But consistent energy and effort—on the defensive end—is what he’ll need if he ever wants to compete for a championship. For most of the season, he hasn’t had either. But for these past five games? He’s had both.
After the Knicks defeated the 76ers in Philadelphia on Wednesday night, Stoudemire was in high spirits. “I was off in the offseason, rehabbing my back, the whole lockout.” He said. “But I feel great now… My rhythm’s back, my strength is back, my timing’s back.”
And apparently, so is his shooting touch.
On the season, Stoudemire is shooting just 47.3 percent from the field. That’s six full points below his career average of 53.3 percent and the lowest percentage he’s shot over the course of a season since he shot 47.5 percent in 55 games back in 2003-2004.
Over the five-game streak, however, he’s converted on 57.4 percent of attempts.

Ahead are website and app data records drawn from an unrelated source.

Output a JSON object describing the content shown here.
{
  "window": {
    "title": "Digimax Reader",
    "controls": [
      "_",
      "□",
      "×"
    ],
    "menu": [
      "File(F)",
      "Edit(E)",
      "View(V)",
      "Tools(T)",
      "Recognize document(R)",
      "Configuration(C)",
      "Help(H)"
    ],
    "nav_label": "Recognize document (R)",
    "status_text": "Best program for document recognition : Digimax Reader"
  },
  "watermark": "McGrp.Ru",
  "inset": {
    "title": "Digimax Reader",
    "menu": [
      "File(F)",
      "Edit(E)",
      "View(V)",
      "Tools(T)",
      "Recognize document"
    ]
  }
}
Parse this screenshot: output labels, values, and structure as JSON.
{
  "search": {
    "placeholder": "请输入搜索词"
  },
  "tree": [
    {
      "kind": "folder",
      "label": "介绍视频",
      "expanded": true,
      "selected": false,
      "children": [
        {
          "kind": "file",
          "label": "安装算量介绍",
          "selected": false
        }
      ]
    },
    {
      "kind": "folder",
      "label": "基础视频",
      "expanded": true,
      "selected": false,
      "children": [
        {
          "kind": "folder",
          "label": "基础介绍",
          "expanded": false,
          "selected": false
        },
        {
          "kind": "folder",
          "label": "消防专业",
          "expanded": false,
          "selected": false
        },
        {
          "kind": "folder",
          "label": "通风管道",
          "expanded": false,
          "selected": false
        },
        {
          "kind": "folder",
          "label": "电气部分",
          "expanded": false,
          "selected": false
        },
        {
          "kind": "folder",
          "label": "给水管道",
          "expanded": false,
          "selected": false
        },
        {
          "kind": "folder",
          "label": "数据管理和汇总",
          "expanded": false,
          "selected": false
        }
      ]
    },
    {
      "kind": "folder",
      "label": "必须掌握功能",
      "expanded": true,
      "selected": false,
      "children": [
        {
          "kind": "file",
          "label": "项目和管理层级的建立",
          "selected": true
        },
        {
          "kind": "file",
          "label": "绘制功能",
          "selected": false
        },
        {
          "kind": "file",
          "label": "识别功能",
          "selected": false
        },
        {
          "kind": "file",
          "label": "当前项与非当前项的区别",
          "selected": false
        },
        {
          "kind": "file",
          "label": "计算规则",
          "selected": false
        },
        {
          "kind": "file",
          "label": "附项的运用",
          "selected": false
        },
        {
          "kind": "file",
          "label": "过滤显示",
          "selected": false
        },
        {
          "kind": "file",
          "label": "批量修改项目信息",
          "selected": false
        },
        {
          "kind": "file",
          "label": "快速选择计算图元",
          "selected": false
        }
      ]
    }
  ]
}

He’s also led all starters in scoring in three of the five games.
On the defensive side of the ball, Stoudemire has been active and engaged. During the streak, his rebounding has only been slightly higher than his season average, and he’s not blocking more shots. But he’s still forcing misses and making a difference.
That was never more evident than it was against the 76ers on Wednesday night. Down the stretch, Woodson went with a five-man unit of Lin, J.R. Smith, Iman Shumpert, Anthony and Stoudemire.
After Andre Iguodala connected from behind the arc with 3:35 remaining, the Knicks would eventually seal the game while holding the 76ers without a field goal for the game’s next three minutes. By the time Jrue Holiday ended the drought with 20.9 seconds remaining, the Knicks had opened up a seven-point lead.
“Unimpressive” was the word I used to describe the four games that the Knicks won prior to the defensive slugfest in Philadelphia. The Trail Blazers were going through a crisis and cleaned house the day after the loss in New York, and the Knicks ran into the Pacers on their fifth and sixth games in an eight-night stretch.
And no, I don’t consider beating the Toronto Raptors at home—even though they were victorious the last time they visited MSG—as something to be proud of.
But after Wednesday’s win, it’s obvious that the Knicks have turned a corner.
It’s obvious that Stoudemire has, too.
And it’s something everyone—including ‘Melo—has noticed. “Everybody’s been feeding off of his energy,” he said.
According to Stoudemire, he spent approximately six months away from the game of basketball while he was rehabbing his back. Although he still lacks his explosiveness, his quick first step seems to have returned. He remains a work in progress.
But until Anthony is healthy enough to have a good shooting night or two, Woodson should give Stoudemire more responsibility on the offensive end. As well as he’s played recently, he still gets very few touches at the end of close games. His biggest strengths—his speed and agility—should yield favorable results against 75 percent of opposing power forwards around the league.
Tonight, the Knicks will be without Jared Jeffries and according to New York Newsday’s Al Iannazzone, Jeffries is doubtful for Saturday’s game against the Pistons. Without him, the Knicks will depend on Stoudemire to play the center position while Tyson Chandler rests.
And if he dominates the paint on both ends the way he did on Wednesday, the Knicks may be able to continue their winning ways.
In this lockout-truncated NBA season, it’s amazing what kind of difference a week makes. Just seven days ago, the Knicks were 20-24 and faced with the very real possibility of missing the playoffs. And while they aren’t remotely close to punching their ticket for the postseason, the most prevalent question in New York City—at the moment—is whether or not the Knicks can actually win the Atlantic Division for the first time in 18 years.
They’ve certainly got a shot. As it stands, they trail the Celtics and the 76ers by 2.5 and three games, respectively.
For this five-game winning streak, Stoudemire deserves credit. “We’re still trying to win our division,” he said.
With good game planning, team-wide effort, and renewed focus from Stoudemire, the Knicks are still alive.
Surprisingly, at least for another week, S.T.A.T. can stand for Still Thinking Atlantic Title.